Stored data entries:
#####
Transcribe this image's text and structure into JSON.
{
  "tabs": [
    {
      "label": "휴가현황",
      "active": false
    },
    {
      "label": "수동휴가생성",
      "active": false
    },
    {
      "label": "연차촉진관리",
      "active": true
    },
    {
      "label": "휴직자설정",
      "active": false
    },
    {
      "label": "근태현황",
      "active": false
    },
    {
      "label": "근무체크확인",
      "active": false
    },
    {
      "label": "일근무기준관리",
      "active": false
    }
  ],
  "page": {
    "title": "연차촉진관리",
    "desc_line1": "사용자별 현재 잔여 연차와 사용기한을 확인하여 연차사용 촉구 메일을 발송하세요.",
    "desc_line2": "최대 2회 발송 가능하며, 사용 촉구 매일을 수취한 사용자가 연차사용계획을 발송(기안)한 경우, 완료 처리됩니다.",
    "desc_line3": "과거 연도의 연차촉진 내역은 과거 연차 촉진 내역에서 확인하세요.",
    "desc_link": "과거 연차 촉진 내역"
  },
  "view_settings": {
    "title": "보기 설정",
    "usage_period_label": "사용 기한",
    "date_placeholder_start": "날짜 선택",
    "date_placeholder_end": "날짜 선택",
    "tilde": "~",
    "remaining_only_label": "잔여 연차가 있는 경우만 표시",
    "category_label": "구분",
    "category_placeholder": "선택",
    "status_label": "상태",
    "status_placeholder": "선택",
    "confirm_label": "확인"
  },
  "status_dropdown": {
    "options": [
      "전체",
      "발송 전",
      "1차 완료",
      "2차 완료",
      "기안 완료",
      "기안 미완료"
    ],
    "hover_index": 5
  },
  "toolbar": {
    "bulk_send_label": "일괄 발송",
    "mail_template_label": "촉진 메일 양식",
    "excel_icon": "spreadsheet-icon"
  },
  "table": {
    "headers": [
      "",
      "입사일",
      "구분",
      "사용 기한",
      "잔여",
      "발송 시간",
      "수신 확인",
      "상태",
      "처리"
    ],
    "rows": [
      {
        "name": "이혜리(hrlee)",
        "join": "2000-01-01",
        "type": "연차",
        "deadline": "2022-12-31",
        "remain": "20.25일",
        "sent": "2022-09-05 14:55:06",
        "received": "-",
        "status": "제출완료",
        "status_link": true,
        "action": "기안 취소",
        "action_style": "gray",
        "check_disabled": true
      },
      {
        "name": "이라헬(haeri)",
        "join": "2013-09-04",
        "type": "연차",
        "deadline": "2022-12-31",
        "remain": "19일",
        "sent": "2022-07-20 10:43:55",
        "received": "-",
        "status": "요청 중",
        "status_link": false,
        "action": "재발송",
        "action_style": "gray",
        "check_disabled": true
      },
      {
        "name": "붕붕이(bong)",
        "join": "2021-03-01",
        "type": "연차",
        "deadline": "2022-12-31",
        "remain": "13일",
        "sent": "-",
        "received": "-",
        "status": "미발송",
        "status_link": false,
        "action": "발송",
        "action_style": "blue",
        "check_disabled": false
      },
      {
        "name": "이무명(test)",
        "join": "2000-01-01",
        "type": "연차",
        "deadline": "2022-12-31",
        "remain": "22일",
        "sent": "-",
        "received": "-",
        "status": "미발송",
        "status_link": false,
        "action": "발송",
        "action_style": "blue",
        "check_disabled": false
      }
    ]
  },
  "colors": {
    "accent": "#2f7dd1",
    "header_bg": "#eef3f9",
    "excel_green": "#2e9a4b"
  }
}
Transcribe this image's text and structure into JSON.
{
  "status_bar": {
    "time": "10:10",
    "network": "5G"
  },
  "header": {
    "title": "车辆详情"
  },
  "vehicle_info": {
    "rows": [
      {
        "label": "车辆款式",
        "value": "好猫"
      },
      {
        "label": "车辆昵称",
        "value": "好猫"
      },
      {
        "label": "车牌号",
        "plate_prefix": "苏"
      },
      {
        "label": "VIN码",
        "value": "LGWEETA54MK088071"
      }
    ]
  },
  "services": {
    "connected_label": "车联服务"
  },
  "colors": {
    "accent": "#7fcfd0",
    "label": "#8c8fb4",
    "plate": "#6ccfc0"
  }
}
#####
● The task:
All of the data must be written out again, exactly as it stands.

● Solution:
Transcribe this image's text and structure into JSON.
{
  "tabs": [
    {
      "label": "휴가현황",
      "active": false
    },
    {
      "label": "수동휴가생성",
      "active": false
    },
    {
      "label": "연차촉진관리",
      "active": true
    },
    {
      "label": "휴직자설정",
      "active": false
    },
    {
      "label": "근태현황",
      "active": false
    },
    {
      "label": "근무체크확인",
      "active": false
    },
    {
      "label": "일근무기준관리",
      "active": false
    }
  ],
  "page": {
    "title": "연차촉진관리",
    "desc_line1": "사용자별 현재 잔여 연차와 사용기한을 확인하여 연차사용 촉구 메일을 발송하세요.",
    "desc_line2": "최대 2회 발송 가능하며, 사용 촉구 매일을 수취한 사용자가 연차사용계획을 발송(기안)한 경우, 완료 처리됩니다.",
    "desc_line3": "과거 연도의 연차촉진 내역은 과거 연차 촉진 내역에서 확인하세요.",
    "desc_link": "과거 연차 촉진 내역"
  },
  "view_settings": {
    "title": "보기 설정",
    "usage_period_label": "사용 기한",
    "date_placeholder_start": "날짜 선택",
    "date_placeholder_end": "날짜 선택",
    "tilde": "~",
    "remaining_only_label": "잔여 연차가 있는 경우만 표시",
    "category_label": "구분",
    "category_placeholder": "선택",
    "status_label": "상태",
    "status_placeholder": "선택",
    "confirm_label": "확인"
  },
  "status_dropdown": {
    "options": [
      "전체",
      "발송 전",
      "1차 완료",
      "2차 완료",
      "기안 완료",
      "기안 미완료"
    ],
    "hover_index": 5
  },
  "toolbar": {
    "bulk_send_label": "일괄 발송",
    "mail_template_label": "촉진 메일 양식",
    "excel_icon": "spreadsheet-icon"
  },
  "table": {
    "headers": [
      "",
      "입사일",
      "구분",
      "사용 기한",
      "잔여",
      "발송 시간",
      "수신 확인",
      "상태",
      "처리"
    ],
    "rows": [
      {
        "name": "이혜리(hrlee)",
        "join": "2000-01-01",
        "type": "연차",
        "deadline": "2022-12-31",
        "remain": "20.25일",
        "sent": "2022-09-05 14:55:06",
        "received": "-",
        "status": "제출완료",
        "status_link": true,
        "action": "기안 취소",
        "action_style": "gray",
        "check_disabled": true
      },
      {
        "name": "이라헬(haeri)",
        "join": "2013-09-04",
        "type": "연차",
        "deadline": "2022-12-31",
        "remain": "19일",
        "sent": "2022-07-20 10:43:55",
        "received": "-",
        "status": "요청 중",
        "status_link": false,
        "action": "재발송",
        "action_style": "gray",
        "check_disabled": true
      },
      {
        "name": "붕붕이(bong)",
        "join": "2021-03-01",
        "type": "연차",
        "deadline": "2022-12-31",
        "remain": "13일",
        "sent": "-",
        "received": "-",
        "status": "미발송",
        "status_link": false,
        "action": "발송",
        "action_style": "blue",
        "check_disabled": false
      },
      {
        "name": "이무명(test)",
        "join": "2000-01-01",
        "type": "연차",
        "deadline": "2022-12-31",
        "remain": "22일",
        "sent": "-",
        "received": "-",
        "status": "미발송",
        "status_link": false,
        "action": "발송",
        "action_style": "blue",
        "check_disabled": false
      }
    ]
  },
  "colors": {
    "accent": "#2f7dd1",
    "header_bg": "#eef3f9",
    "excel_green": "#2e9a4b"
  }
}
Transcribe this image's text and structure into JSON.
{
  "status_bar": {
    "time": "10:10",
    "network": "5G"
  },
  "header": {
    "title": "车辆详情"
  },
  "vehicle_info": {
    "rows": [
      {
        "label": "车辆款式",
        "value": "好猫"
      },
      {
        "label": "车辆昵称",
        "value": "好猫"
      },
      {
        "label": "车牌号",
        "plate_prefix": "苏"
      },
      {
        "label": "VIN码",
        "value": "LGWEETA54MK088071"
      }
    ]
  },
  "services": {
    "connected_label": "车联服务"
  },
  "colors": {
    "accent": "#7fcfd0",
    "label": "#8c8fb4",
    "plate": "#6ccfc0"
  }
}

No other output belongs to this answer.